• _ASSIGNMENT_
Output the listing below, keeping each line exactly as it stands.

• _SUPPLIED DATA_

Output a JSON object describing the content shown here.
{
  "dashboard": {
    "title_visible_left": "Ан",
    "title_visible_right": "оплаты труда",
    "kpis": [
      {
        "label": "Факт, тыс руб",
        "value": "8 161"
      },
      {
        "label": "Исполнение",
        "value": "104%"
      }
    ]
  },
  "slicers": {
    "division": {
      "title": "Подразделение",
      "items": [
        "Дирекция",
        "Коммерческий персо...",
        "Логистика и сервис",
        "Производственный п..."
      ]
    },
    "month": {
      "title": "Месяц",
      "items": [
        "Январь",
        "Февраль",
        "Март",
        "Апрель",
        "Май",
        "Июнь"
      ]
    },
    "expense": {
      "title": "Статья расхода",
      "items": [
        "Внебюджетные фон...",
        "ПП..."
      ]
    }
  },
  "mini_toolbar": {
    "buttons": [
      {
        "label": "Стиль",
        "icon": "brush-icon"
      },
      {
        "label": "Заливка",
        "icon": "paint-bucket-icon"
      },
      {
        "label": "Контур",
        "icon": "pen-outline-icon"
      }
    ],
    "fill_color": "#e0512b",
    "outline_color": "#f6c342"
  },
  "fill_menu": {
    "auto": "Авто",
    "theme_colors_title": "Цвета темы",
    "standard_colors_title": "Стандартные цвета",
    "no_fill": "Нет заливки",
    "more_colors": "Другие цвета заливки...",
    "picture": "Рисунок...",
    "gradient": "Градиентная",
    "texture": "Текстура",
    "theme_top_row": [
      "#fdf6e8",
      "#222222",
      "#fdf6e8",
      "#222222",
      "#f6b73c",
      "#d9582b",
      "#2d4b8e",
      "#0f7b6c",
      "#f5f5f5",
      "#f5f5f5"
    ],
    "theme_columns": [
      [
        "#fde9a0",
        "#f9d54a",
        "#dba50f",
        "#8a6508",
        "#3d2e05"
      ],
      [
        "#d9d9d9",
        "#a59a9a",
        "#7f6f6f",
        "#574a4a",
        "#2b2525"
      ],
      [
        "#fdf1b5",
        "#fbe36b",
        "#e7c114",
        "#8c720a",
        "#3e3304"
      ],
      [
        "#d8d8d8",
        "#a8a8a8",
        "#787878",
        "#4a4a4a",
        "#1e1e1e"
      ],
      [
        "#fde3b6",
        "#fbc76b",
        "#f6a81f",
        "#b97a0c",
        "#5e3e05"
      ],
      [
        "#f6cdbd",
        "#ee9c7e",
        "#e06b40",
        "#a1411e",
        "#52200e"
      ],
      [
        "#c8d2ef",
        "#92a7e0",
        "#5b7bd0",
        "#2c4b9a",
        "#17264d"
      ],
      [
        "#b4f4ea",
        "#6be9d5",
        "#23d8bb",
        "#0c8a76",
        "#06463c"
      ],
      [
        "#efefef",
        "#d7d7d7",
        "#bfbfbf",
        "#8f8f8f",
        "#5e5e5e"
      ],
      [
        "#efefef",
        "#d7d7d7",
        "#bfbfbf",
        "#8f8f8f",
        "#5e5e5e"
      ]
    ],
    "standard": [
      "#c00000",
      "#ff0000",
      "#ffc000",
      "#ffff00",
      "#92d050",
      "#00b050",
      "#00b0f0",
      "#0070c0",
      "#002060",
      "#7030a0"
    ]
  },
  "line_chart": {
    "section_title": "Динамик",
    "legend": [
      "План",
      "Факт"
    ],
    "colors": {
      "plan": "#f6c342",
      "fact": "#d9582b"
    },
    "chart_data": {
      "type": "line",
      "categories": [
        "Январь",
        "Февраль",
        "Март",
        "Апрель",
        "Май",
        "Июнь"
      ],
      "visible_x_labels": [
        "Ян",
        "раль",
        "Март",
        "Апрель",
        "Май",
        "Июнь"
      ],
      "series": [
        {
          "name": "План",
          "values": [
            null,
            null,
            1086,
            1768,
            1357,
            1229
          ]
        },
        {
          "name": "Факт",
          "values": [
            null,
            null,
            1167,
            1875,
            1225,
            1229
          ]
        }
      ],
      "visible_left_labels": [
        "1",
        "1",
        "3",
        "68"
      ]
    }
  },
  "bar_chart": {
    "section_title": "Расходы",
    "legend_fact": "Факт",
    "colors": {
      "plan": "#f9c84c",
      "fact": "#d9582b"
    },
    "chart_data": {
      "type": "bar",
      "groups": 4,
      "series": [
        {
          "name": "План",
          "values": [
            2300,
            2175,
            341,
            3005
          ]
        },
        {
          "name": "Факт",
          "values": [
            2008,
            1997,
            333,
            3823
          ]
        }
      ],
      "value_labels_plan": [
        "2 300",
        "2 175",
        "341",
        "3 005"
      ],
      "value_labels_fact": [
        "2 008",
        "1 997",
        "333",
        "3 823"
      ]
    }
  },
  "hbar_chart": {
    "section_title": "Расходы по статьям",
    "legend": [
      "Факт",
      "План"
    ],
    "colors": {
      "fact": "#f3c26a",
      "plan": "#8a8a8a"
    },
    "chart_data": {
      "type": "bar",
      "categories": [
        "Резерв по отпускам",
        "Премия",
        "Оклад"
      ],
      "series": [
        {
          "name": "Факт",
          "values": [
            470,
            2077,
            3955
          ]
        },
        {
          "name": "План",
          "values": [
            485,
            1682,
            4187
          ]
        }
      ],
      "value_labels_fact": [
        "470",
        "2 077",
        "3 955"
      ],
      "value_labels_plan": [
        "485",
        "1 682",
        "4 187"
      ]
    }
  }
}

• _RESPONSE AREA_
Output a JSON object describing the content shown here.
{
  "dashboard": {
    "title_visible_left": "Ан",
    "title_visible_right": "оплаты труда",
    "kpis": [
      {
        "label": "Факт, тыс руб",
        "value": "8 161"
      },
      {
        "label": "Исполнение",
        "value": "104%"
      }
    ]
  },
  "slicers": {
    "division": {
      "title": "Подразделение",
      "items": [
        "Дирекция",
        "Коммерческий персо...",
        "Логистика и сервис",
        "Производственный п..."
      ]
    },
    "month": {
      "title": "Месяц",
      "items": [
        "Январь",
        "Февраль",
        "Март",
        "Апрель",
        "Май",
        "Июнь"
      ]
    },
    "expense": {
      "title": "Статья расхода",
      "items": [
        "Внебюджетные фон...",
        "ПП..."
      ]
    }
  },
  "mini_toolbar": {
    "buttons": [
      {
        "label": "Стиль",
        "icon": "brush-icon"
      },
      {
        "label": "Заливка",
        "icon": "paint-bucket-icon"
      },
      {
        "label": "Контур",
        "icon": "pen-outline-icon"
      }
    ],
    "fill_color": "#e0512b",
    "outline_color": "#f6c342"
  },
  "fill_menu": {
    "auto": "Авто",
    "theme_colors_title": "Цвета темы",
    "standard_colors_title": "Стандартные цвета",
    "no_fill": "Нет заливки",
    "more_colors": "Другие цвета заливки...",
    "picture": "Рисунок...",
    "gradient": "Градиентная",
    "texture": "Текстура",
    "theme_top_row": [
      "#fdf6e8",
      "#222222",
      "#fdf6e8",
      "#222222",
      "#f6b73c",
      "#d9582b",
      "#2d4b8e",
      "#0f7b6c",
      "#f5f5f5",
      "#f5f5f5"
    ],
    "theme_columns": [
      [
        "#fde9a0",
        "#f9d54a",
        "#dba50f",
        "#8a6508",
        "#3d2e05"
      ],
      [
        "#d9d9d9",
        "#a59a9a",
        "#7f6f6f",
        "#574a4a",
        "#2b2525"
      ],
      [
        "#fdf1b5",
        "#fbe36b",
        "#e7c114",
        "#8c720a",
        "#3e3304"
      ],
      [
        "#d8d8d8",
        "#a8a8a8",
        "#787878",
        "#4a4a4a",
        "#1e1e1e"
      ],
      [
        "#fde3b6",
        "#fbc76b",
        "#f6a81f",
        "#b97a0c",
        "#5e3e05"
      ],
      [
        "#f6cdbd",
        "#ee9c7e",
        "#e06b40",
        "#a1411e",
        "#52200e"
      ],
      [
        "#c8d2ef",
        "#92a7e0",
        "#5b7bd0",
        "#2c4b9a",
        "#17264d"
      ],
      [
        "#b4f4ea",
        "#6be9d5",
        "#23d8bb",
        "#0c8a76",
        "#06463c"
      ],
      [
        "#efefef",
        "#d7d7d7",
        "#bfbfbf",
        "#8f8f8f",
        "#5e5e5e"
      ],
      [
        "#efefef",
        "#d7d7d7",
        "#bfbfbf",
        "#8f8f8f",
        "#5e5e5e"
      ]
    ],
    "standard": [
      "#c00000",
      "#ff0000",
      "#ffc000",
      "#ffff00",
      "#92d050",
      "#00b050",
      "#00b0f0",
      "#0070c0",
      "#002060",
      "#7030a0"
    ]
  },
  "line_chart": {
    "section_title": "Динамик",
    "legend": [
      "План",
      "Факт"
    ],
    "colors": {
      "plan": "#f6c342",
      "fact": "#d9582b"
    },
    "chart_data": {
      "type": "line",
      "categories": [
        "Январь",
        "Февраль",
        "Март",
        "Апрель",
        "Май",
        "Июнь"
      ],
      "visible_x_labels": [
        "Ян",
        "раль",
        "Март",
        "Апрель",
        "Май",
        "Июнь"
      ],
      "series": [
        {
          "name": "План",
          "values": [
            null,
            null,
            1086,
            1768,
            1357,
            1229
          ]
        },
        {
          "name": "Факт",
          "values": [
            null,
            null,
            1167,
            1875,
            1225,
            1229
          ]
        }
      ],
      "visible_left_labels": [
        "1",
        "1",
        "3",
        "68"
      ]
    }
  },
  "bar_chart": {
    "section_title": "Расходы",
    "legend_fact": "Факт",
    "colors": {
      "plan": "#f9c84c",
      "fact": "#d9582b"
    },
    "chart_data": {
      "type": "bar",
      "groups": 4,
      "series": [
        {
          "name": "План",
          "values": [
            2300,
            2175,
            341,
            3005
          ]
        },
        {
          "name": "Факт",
          "values": [
            2008,
            1997,
            333,
            3823
          ]
        }
      ],
      "value_labels_plan": [
        "2 300",
        "2 175",
        "341",
        "3 005"
      ],
      "value_labels_fact": [
        "2 008",
        "1 997",
        "333",
        "3 823"
      ]
    }
  },
  "hbar_chart": {
    "section_title": "Расходы по статьям",
    "legend": [
      "Факт",
      "План"
    ],
    "colors": {
      "fact": "#f3c26a",
      "plan": "#8a8a8a"
    },
    "chart_data": {
      "type": "bar",
      "categories": [
        "Резерв по отпускам",
        "Премия",
        "Оклад"
      ],
      "series": [
        {
          "name": "Факт",
          "values": [
            470,
            2077,
            3955
          ]
        },
        {
          "name": "План",
          "values": [
            485,
            1682,
            4187
          ]
        }
      ],
      "value_labels_fact": [
        "470",
        "2 077",
        "3 955"
      ],
      "value_labels_plan": [
        "485",
        "1 682",
        "4 187"
      ]
    }
  }
}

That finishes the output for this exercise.